Study: Fatigue An Overlooked Symptom of Endometriosis
For a relatively common ailment, endometriosis is rather mysterious. Its symptoms are generic, and common to many disorders; the only definitive diagnosis can usually only come from a biopsy. But new research published in the journal Human Reproduction suggests fatigue should be given more weight as a symptom of endometriosis.
Endometriosis is a condition in which endometrial cells that usually form inside the uterus also grow abnormally outside of it, in other areas of the pelvic region, such as ovaries, the abdominal cavity and Fallopian tubes. The more prominent symptoms include pain and fertility problems, although many women with endometriosis do not experience these symptoms. The cause of endometriosis remains unknown, but globally, 6 to 10% of women have the condition.
The international study involved more 1120 women recruited from hospitals and private practices in Switzerland, Germany and Austria between 2010 and 2016. The researchers found the experience of fatigue was doubly common among women who had endometriosis, when compared to those who didn’t have the condition. Even after taking into account factors such as insomnia, pain, occupational stress, BMI and motherhood – all factors that affected fatigue levels — the results were still the same.
This means that endometriosis causes fatigue in the body irrespective of other factors that may also result in fatigue, explains research lead Brigitte Leeners, a professor and deputy head of reproductive endocrinology at University Hospital Zurich, Switzerland.
“Although chronic fatigue is known to be one of the most debilitating symptoms of endometriosis, it is not widely discussed and few large studies have investigated it,” Leeners says. “We believe that in order to improve the quality of life for women with this condition, investigating and addressing fatigue should become a routine part of medical care, and doctors should investigate and address this problem when they are discussing with their patients the best ways to manage and treat the disease. It would also help these women if steps were taken to reduce insomnia, pain, depression and occupational stress.”
Leeners’ team found 50.7% of women diagnosed with endometriosis had frequent bouts of fatigue in comparison to 22.4% of women without the condition. Among women with endometriosis-related fatigue there was also a seven-fold increase in insomnia, a four-fold increase in depression, a two-fold increase in pain and an almost 1.5-fold increase of occupation stress. The age, stage or time when the condition was diagnosed was not linked to fatigue.
Researchers believe the reason endometriosis could lead to fatigue is because endometrial lesions lead to inflammation which in turn triggers the immune system. Proteins that are utilized when the immune system is active also play a role in fatigue. Furthermore, regular, high stress on the body — from, say, chronic inflammation — can contribute to adrenal fatigue.
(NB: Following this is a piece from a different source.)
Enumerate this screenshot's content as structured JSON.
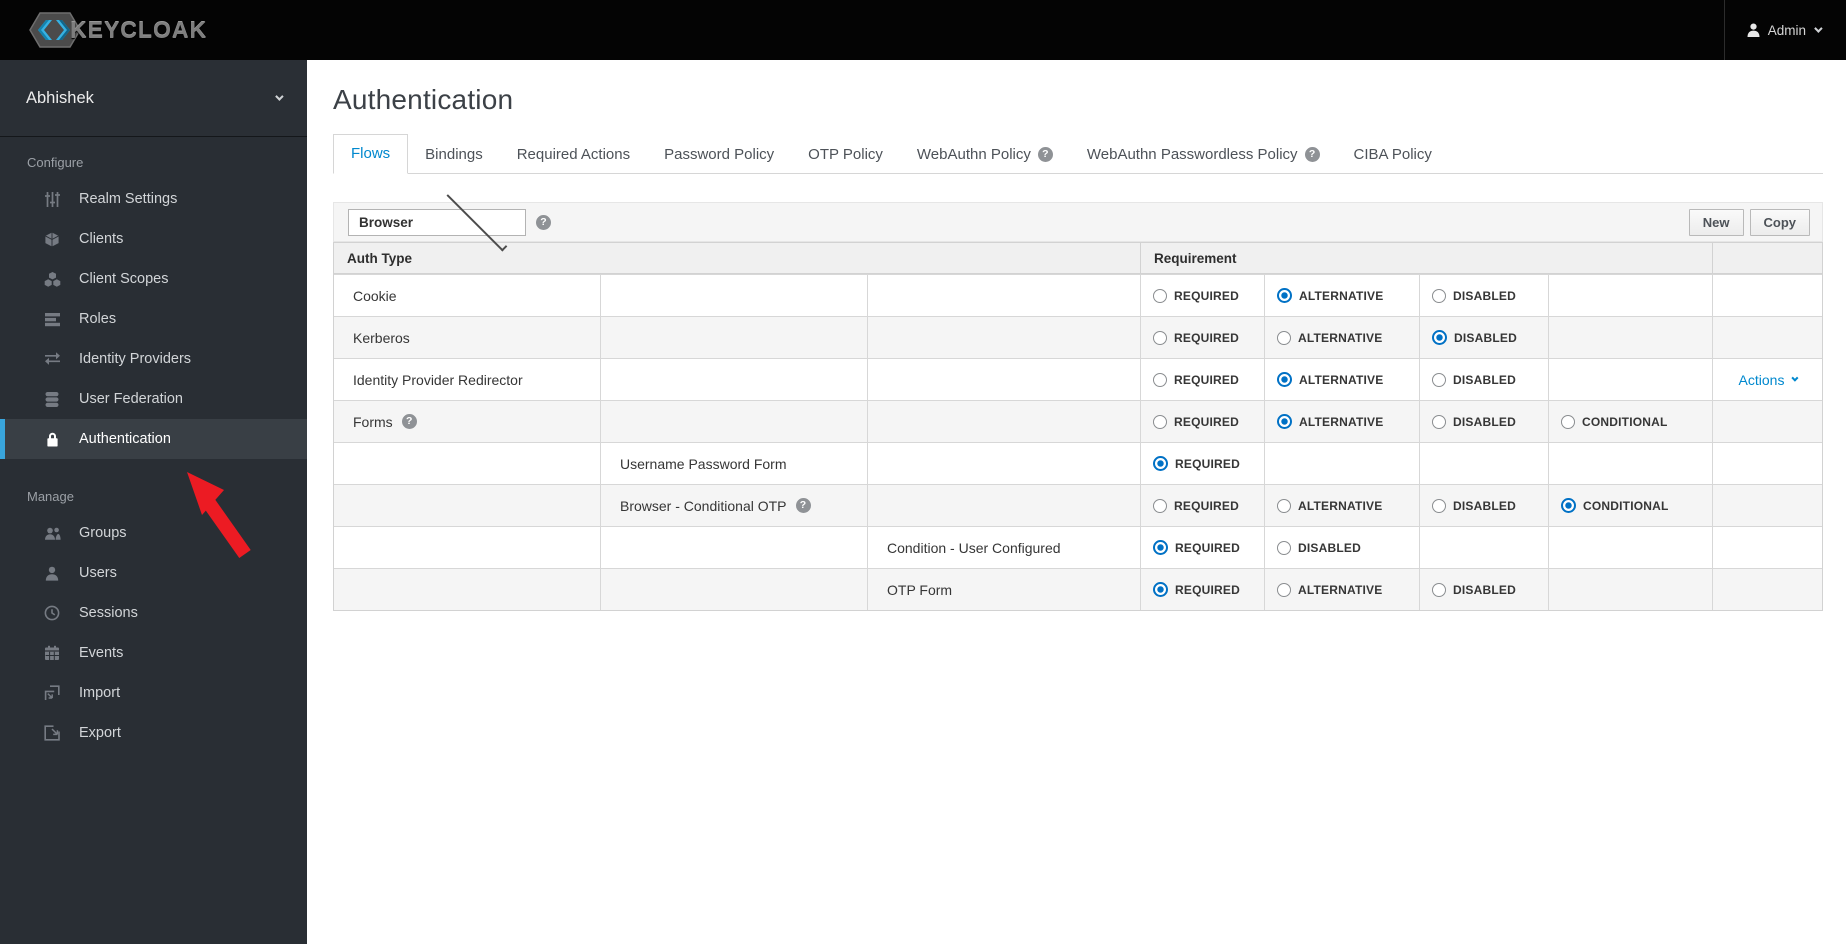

Researchers are calling for clinicians to give more consideration to fatigue as a symptom of endometriosis, though no changes in diagnostic standards have changed. Still, this might be a much needed step forward toward better diagnosis of an already difficult-to-spot condition.